● EXERCISE REQUIREMENTS: Write out each line of the material exactly as given, and drop the images.

● THE DATA:
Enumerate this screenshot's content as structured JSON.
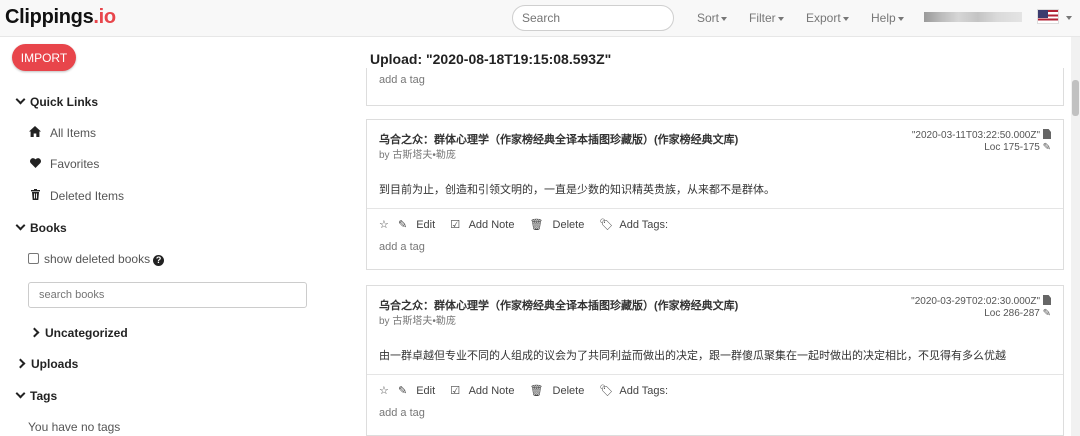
{
  "navbar": {
    "brand_main": "Clippings",
    "brand_suffix": ".io",
    "search_placeholder": "Search",
    "menus": [
      "Sort",
      "Filter",
      "Export",
      "Help"
    ]
  },
  "sidebar": {
    "import_label": "IMPORT",
    "quick_links_label": "Quick Links",
    "items": [
      {
        "label": "All Items",
        "icon": "home-icon"
      },
      {
        "label": "Favorites",
        "icon": "heart-icon"
      },
      {
        "label": "Deleted Items",
        "icon": "trash-icon"
      }
    ],
    "books_label": "Books",
    "show_deleted_label": "show deleted books",
    "search_books_placeholder": "search books",
    "uncategorized_label": "Uncategorized",
    "uploads_label": "Uploads",
    "tags_label": "Tags",
    "no_tags_label": "You have no tags"
  },
  "main": {
    "upload_title": "Upload: \"2020-08-18T19:15:08.593Z\"",
    "previous_tag_placeholder": "add a tag",
    "clippings": [
      {
        "title": "乌合之众：群体心理学（作家榜经典全译本插图珍藏版）(作家榜经典文库)",
        "author": "by 古斯塔夫•勒庞",
        "date": "\"2020-03-11T03:22:50.000Z\"",
        "loc": "Loc 175-175",
        "text": "到目前为止，创造和引领文明的，一直是少数的知识精英贵族，从来都不是群体。",
        "actions": {
          "edit": "Edit",
          "add_note": "Add Note",
          "delete": "Delete",
          "add_tags": "Add Tags:"
        },
        "tag_placeholder": "add a tag"
      },
      {
        "title": "乌合之众：群体心理学（作家榜经典全译本插图珍藏版）(作家榜经典文库)",
        "author": "by 古斯塔夫•勒庞",
        "date": "\"2020-03-29T02:02:30.000Z\"",
        "loc": "Loc 286-287",
        "text": "由一群卓越但专业不同的人组成的议会为了共同利益而做出的决定，跟一群傻瓜聚集在一起时做出的决定相比，不见得有多么优越",
        "actions": {
          "edit": "Edit",
          "add_note": "Add Note",
          "delete": "Delete",
          "add_tags": "Add Tags:"
        },
        "tag_placeholder": "add a tag"
      }
    ]
  },
  "colors": {
    "brand_accent": "#e8454b",
    "navbar_bg": "#f8f8f8"
  }
}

● TASK RESPONSE:
Enumerate this screenshot's content as structured JSON.
{
  "navbar": {
    "brand_main": "Clippings",
    "brand_suffix": ".io",
    "search_placeholder": "Search",
    "menus": [
      "Sort",
      "Filter",
      "Export",
      "Help"
    ]
  },
  "sidebar": {
    "import_label": "IMPORT",
    "quick_links_label": "Quick Links",
    "items": [
      {
        "label": "All Items",
        "icon": "home-icon"
      },
      {
        "label": "Favorites",
        "icon": "heart-icon"
      },
      {
        "label": "Deleted Items",
        "icon": "trash-icon"
      }
    ],
    "books_label": "Books",
    "show_deleted_label": "show deleted books",
    "search_books_placeholder": "search books",
    "uncategorized_label": "Uncategorized",
    "uploads_label": "Uploads",
    "tags_label": "Tags",
    "no_tags_label": "You have no tags"
  },
  "main": {
    "upload_title": "Upload: \"2020-08-18T19:15:08.593Z\"",
    "previous_tag_placeholder": "add a tag",
    "clippings": [
      {
        "title": "乌合之众：群体心理学（作家榜经典全译本插图珍藏版）(作家榜经典文库)",
        "author": "by 古斯塔夫•勒庞",
        "date": "\"2020-03-11T03:22:50.000Z\"",
        "loc": "Loc 175-175",
        "text": "到目前为止，创造和引领文明的，一直是少数的知识精英贵族，从来都不是群体。",
        "actions": {
          "edit": "Edit",
          "add_note": "Add Note",
          "delete": "Delete",
          "add_tags": "Add Tags:"
        },
        "tag_placeholder": "add a tag"
      },
      {
        "title": "乌合之众：群体心理学（作家榜经典全译本插图珍藏版）(作家榜经典文库)",
        "author": "by 古斯塔夫•勒庞",
        "date": "\"2020-03-29T02:02:30.000Z\"",
        "loc": "Loc 286-287",
        "text": "由一群卓越但专业不同的人组成的议会为了共同利益而做出的决定，跟一群傻瓜聚集在一起时做出的决定相比，不见得有多么优越",
        "actions": {
          "edit": "Edit",
          "add_note": "Add Note",
          "delete": "Delete",
          "add_tags": "Add Tags:"
        },
        "tag_placeholder": "add a tag"
      }
    ]
  },
  "colors": {
    "brand_accent": "#e8454b",
    "navbar_bg": "#f8f8f8"
  }
}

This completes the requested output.